> **Work task**:
Check each line of the entries below for the word "price", and copy out the ones that have it.

Saved data entries
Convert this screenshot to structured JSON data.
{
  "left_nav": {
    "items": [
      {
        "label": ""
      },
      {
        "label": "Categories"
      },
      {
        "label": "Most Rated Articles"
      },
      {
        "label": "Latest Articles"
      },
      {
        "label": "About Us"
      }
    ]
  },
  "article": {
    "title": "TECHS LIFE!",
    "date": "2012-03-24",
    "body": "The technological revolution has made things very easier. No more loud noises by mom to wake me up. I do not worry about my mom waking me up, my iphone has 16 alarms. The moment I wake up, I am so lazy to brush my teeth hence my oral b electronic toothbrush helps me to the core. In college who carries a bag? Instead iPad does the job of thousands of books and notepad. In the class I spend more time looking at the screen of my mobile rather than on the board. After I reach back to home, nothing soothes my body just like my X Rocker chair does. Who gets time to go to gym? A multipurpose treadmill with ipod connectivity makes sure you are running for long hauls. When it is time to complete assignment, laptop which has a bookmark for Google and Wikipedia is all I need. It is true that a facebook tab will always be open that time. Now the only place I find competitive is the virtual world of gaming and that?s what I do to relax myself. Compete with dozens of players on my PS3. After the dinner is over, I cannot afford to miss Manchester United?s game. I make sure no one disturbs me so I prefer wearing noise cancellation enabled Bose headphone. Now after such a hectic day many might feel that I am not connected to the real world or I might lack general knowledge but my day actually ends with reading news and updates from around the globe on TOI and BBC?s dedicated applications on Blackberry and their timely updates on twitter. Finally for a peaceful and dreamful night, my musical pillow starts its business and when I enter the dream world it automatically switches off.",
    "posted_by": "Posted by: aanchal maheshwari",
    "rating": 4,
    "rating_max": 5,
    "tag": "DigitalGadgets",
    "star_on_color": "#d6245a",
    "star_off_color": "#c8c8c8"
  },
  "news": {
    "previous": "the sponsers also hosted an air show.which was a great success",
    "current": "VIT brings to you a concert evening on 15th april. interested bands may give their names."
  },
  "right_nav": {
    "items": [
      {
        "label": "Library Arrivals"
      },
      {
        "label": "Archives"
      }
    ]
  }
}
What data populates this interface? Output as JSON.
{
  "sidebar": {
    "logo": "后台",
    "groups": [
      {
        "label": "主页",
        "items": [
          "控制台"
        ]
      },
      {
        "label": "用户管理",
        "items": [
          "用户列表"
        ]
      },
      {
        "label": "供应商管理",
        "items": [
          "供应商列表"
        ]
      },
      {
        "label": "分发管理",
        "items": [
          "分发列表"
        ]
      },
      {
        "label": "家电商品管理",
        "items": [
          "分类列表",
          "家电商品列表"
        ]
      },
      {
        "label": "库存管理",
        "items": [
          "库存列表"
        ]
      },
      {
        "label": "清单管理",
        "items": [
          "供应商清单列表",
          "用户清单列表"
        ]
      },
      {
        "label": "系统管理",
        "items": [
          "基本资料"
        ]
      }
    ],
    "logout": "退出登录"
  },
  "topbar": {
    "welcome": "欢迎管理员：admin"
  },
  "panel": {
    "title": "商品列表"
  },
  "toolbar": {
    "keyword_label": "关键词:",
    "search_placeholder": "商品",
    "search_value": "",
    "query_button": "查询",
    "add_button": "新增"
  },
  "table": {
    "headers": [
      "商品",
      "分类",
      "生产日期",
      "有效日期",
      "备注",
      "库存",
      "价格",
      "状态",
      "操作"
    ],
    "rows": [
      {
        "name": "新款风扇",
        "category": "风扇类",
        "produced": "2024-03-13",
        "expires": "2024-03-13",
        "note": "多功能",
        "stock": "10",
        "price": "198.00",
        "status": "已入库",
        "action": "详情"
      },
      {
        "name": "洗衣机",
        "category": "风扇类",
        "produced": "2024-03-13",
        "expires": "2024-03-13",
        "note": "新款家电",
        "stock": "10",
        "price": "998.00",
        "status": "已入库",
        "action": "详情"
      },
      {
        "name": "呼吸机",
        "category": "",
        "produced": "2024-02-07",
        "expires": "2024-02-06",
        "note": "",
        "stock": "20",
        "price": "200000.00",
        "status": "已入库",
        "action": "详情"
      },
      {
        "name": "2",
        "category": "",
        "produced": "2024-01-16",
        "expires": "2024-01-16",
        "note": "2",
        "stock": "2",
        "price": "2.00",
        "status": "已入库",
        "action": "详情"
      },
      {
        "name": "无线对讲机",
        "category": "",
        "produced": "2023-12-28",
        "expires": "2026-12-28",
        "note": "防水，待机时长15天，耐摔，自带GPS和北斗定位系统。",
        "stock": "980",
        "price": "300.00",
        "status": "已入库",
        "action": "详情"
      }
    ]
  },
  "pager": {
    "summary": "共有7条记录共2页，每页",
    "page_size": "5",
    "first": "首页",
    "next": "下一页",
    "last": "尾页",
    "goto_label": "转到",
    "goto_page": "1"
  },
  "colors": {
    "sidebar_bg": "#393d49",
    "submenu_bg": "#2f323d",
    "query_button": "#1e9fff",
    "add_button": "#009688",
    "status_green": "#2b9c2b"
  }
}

> **Exercise result**:
        "price": "198.00",
        "price": "998.00",
        "price": "200000.00",
        "price": "2.00",
        "price": "300.00",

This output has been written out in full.